Intensity-Modulated Radiation Therapy (IMRT)
Intensity-modulated radiation therapy (IMRT) is an advanced form of external radiation treatment that allows precise targeting of tumor cells. The CT simulator localization scan or other three-dimensional images provide the radiation oncologist with an understanding of the shape and location of the tumor. With 3D planning, the radiation oncologist specifies the dose from various beams and sums up those doses to calculate the dose to tumor and normal tissue (forward planning). With IMRT, the radiation oncologist specifies the dose desired to give the tumor and the doses acceptable to the normal tissues (as low as possible). Then the computer system provides millions of alternative beam positions and the varying intensities of each beam, comparing one plan to the next until the best plan is identified. This is called inverse planning. Since each beam is broken up into many sub-beams of varying intensity the process is called intensity-modulated radiation.
Volumetric arc therapy (VMAT) is an advanced form of IMRT that allows a targeted, three-dimensional dose of radiation to be delivered directly to a tumor. The machine that delivers radiation can deliver the dose to the entire tumor in a 360-degree rotation, up to eight times faster than IMRT alone.
At Evansville Cancer Center, our mission is to provide superior treatment and compassionate care for those diagnosed with cancer. We offer an environment of wellness through education, innovative treatment options and ongoing support so that patients and their families can begin to restore their lives. Our Board-certified Radiation Oncologists and highly-trained clinical staff have treated thousands of patients and are highly regarded in the community.
Your First Appointment
700 N Burkhardt Rd, Evansville, IN 47715
Phone. (812) 474-1110 Fax. (812) 474-1303
Please arrive 15 minutes prior to your scheduled appointment and bring the following:
- Other doctor’s names and phone numbers
- Insurance cards
- Medical history
- List of medications you are currently taking
- Driver’s license, military ID or passport for photo identification
We provide assistance with insurance including pre-authorization, pre-certification for services, and assistance determining benefits. Please call if you have any questions.

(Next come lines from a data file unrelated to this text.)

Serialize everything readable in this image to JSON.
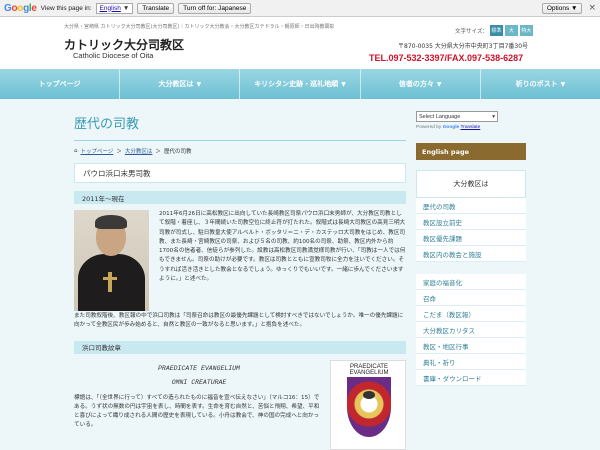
{
  "gbar": {
    "view_label": "View this page in:",
    "language": "English",
    "translate_label": "Translate",
    "turn_off_label": "Turn off for: Japanese",
    "options_label": "Options ▼",
    "close": "×"
  },
  "header": {
    "subline": "大分県・宮崎県 カトリック大分司教区(大分司教区)｜カトリック大分教会・大分教区カテドラル・朝原師・日出殉教顕彰",
    "title": "カトリック大分司教区",
    "subtitle": "Catholic Diocese of Oita",
    "font_size_label": "文字サイズ：",
    "font_sizes": [
      "標準",
      "大",
      "特大"
    ],
    "address": "〒870-0035 大分県大分市中央町3丁目7番30号",
    "tel": "TEL.097-532-3397/FAX.097-538-6287"
  },
  "nav": [
    "トップページ",
    "大分教区は",
    "キリシタン史跡・巡礼地順",
    "信者の方々",
    "祈りのポスト"
  ],
  "content": {
    "title": "歴代の司教",
    "breadcrumb": [
      "トップページ",
      "大分教区は",
      "歴代の司教"
    ],
    "name_box": "パウロ浜口末男司教",
    "band1": "2011年～現在",
    "bio": "2011年6月26日に高松教区に出向していた長崎教区司祭パウロ浜口末男師が、大分教区司教として叙階・着座し、３年間続いた司教空位に終止符が打たれた。叙階式は長崎大司教区の高見三明大司教が司式し、駐日教皇大使アルベルト・ボッタリ＝ニ・デ・カステッロ大司教をはじめ、教区司教、また長崎・宮崎教区の司祭、および５名の司教、約100名の司祭、助祭、教区内外から約1700名の信者者、信徒らが参列した。設教は高松教区司教満覚様司教が行い、「司教は一人では何もできません。司祭の助けが必要です。教区は司教とともに宣教司牧に全力を注いでください。そうすれば活き活きとした教会となるでしょう。ゆっくりでもいいです。一緒に歩んでくださいますように。」と述べた。",
    "bio_tail": "また司教叙階後、教区報の中で浜口司教は「司祭召命は教区の最優先課題として検討すべきではないでしょうか。唯一の優先課題に向かって全教区民が歩み始めると、自然と教区の一致がなると思います。」と抱負を述べた。",
    "band2": "浜口司教紋章",
    "motto1": "PRAEDICATE EVANGELIUM",
    "motto2": "OMNI CREATURAE",
    "crest_body": "標語は、「（全世界に行って）すべての造られたものに福音を宣べ伝えなさい」（マルコ16：15）である。うず状の無数の円は宇宙を表し、時間を表す。生命を育む自然と、苦悩と飛翔、希望、平和と喜びによって織り成される人間の歴史を表現している。小舟は教会で、神の国の完成へと向かっている。",
    "crest_title": "PRAEDICATE EVANGELIUM"
  },
  "side": {
    "lang_select": "Select Language",
    "powered_by": "Powered by",
    "google": "Google",
    "translate": "Translate",
    "english_page": "English page",
    "section_head": "大分教区は",
    "items1": [
      "歴代の司教",
      "教区設立前史",
      "教区優先課題",
      "教区内の教会と施設"
    ],
    "items2": [
      "家庭の福音化",
      "召命",
      "こだま（教区報）",
      "大分教区カリタス",
      "教区・地区行事",
      "典礼・祈り",
      "書庫・ダウンロード"
    ]
  }
}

The patient portal allows patients to manage their personal health information electronically at their own convenience.